▶ Required work:
The word "coin" marks the lines to keep; find each one in the data and copy it.

▶ Exercise inputs:
* * * * *

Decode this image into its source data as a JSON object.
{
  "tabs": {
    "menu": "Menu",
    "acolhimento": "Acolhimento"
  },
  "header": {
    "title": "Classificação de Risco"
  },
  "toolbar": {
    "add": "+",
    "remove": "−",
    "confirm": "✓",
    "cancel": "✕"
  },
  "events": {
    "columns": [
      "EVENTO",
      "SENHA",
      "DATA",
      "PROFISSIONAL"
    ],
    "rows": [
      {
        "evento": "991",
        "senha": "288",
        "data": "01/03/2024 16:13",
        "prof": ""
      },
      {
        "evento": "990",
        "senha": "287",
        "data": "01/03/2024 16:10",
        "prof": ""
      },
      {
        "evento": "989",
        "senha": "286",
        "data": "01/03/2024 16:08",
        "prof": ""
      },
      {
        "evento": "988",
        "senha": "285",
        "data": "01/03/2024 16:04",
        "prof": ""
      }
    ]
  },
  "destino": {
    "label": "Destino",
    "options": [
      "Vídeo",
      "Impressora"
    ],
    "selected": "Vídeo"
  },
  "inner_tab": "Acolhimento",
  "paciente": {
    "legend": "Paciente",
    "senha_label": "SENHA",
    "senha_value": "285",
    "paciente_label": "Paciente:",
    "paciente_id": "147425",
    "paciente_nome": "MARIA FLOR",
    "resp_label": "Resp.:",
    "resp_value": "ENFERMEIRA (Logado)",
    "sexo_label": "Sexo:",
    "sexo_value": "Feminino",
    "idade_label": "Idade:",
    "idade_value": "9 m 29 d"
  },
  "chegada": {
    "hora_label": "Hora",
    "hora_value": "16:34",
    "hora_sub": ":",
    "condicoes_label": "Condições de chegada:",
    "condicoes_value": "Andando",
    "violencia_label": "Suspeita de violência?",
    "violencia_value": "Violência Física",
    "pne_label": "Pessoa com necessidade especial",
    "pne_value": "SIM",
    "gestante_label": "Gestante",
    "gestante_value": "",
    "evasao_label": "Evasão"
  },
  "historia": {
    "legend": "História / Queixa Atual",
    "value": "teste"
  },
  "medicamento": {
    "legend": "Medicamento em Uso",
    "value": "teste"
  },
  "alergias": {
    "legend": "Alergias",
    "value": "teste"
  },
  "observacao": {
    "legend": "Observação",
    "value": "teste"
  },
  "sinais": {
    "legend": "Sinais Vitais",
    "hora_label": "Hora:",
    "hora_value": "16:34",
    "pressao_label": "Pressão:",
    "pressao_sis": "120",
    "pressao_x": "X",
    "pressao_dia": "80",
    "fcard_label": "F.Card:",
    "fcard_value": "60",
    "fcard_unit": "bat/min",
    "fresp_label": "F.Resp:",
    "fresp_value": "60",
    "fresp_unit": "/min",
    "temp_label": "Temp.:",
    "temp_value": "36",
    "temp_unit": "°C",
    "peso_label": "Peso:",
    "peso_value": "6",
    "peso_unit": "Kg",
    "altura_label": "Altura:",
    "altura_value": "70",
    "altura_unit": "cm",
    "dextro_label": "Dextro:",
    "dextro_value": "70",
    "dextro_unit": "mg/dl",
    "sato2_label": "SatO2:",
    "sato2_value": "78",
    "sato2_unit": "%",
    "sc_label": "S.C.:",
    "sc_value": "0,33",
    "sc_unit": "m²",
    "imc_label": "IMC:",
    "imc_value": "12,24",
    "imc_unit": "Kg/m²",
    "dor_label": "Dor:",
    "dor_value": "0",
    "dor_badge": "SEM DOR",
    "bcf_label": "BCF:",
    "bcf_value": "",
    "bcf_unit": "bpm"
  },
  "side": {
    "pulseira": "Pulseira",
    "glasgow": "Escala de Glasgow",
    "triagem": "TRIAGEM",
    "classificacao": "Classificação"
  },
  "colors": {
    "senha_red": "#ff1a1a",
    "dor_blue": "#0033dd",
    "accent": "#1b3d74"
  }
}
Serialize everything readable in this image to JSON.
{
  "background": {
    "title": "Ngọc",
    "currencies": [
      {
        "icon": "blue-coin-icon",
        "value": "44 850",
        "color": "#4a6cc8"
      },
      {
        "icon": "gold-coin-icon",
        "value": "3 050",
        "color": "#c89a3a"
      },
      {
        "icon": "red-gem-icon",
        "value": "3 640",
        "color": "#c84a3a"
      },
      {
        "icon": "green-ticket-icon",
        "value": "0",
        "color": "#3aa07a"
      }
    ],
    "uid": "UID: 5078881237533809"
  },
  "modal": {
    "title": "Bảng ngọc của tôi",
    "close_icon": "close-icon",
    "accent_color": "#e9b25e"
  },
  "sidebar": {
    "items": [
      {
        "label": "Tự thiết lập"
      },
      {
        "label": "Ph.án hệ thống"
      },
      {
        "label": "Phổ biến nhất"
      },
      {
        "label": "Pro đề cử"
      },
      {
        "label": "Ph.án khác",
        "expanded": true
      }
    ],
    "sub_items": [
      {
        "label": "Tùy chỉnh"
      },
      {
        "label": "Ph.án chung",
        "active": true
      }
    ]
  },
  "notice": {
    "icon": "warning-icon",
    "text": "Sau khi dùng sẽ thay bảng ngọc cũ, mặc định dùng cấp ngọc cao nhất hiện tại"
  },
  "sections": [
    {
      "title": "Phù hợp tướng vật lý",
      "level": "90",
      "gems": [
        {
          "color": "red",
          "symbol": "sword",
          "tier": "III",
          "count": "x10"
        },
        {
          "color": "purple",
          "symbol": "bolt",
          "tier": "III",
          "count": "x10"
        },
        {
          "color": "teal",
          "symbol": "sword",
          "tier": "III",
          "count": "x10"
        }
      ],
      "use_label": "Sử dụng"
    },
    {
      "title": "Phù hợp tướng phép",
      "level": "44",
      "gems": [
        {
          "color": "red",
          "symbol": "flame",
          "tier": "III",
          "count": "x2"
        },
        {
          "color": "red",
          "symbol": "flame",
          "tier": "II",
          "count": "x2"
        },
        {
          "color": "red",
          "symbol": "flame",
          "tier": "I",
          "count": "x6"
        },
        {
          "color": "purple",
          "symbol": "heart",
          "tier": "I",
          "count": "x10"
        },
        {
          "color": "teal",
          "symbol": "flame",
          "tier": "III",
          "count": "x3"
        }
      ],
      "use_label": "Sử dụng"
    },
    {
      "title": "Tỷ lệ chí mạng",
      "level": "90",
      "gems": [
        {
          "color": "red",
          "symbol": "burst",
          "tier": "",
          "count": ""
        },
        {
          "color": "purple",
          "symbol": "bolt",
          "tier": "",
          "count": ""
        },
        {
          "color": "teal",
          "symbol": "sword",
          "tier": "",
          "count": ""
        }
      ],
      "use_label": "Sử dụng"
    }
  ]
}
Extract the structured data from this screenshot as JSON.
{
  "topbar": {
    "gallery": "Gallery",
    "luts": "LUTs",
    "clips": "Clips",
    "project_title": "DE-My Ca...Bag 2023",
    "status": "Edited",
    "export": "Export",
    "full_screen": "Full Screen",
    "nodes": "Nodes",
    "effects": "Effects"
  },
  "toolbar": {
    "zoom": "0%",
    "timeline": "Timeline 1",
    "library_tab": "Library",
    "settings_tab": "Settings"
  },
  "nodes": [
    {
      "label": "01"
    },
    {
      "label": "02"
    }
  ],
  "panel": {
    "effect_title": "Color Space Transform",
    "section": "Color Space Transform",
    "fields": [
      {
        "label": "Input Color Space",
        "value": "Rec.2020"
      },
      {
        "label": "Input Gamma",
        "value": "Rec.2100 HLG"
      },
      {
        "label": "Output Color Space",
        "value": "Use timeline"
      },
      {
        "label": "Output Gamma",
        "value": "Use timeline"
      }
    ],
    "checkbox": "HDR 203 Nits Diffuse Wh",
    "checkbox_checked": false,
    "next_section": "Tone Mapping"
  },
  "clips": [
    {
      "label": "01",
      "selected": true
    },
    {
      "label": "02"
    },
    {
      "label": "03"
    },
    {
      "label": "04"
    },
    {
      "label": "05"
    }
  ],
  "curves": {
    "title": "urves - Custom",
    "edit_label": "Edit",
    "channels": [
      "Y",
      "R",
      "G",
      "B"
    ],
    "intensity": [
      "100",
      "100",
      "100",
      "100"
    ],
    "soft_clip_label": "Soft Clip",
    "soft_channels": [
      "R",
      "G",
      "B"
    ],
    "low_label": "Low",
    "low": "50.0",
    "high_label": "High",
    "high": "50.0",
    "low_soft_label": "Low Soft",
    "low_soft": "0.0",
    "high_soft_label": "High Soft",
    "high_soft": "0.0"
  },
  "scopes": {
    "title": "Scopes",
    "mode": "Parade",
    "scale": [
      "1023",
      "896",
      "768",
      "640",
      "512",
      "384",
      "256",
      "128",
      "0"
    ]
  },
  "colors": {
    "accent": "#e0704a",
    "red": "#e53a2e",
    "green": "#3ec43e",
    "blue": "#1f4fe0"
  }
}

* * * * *

▶ Result below:
        "icon": "blue-coin-icon",
        "icon": "gold-coin-icon",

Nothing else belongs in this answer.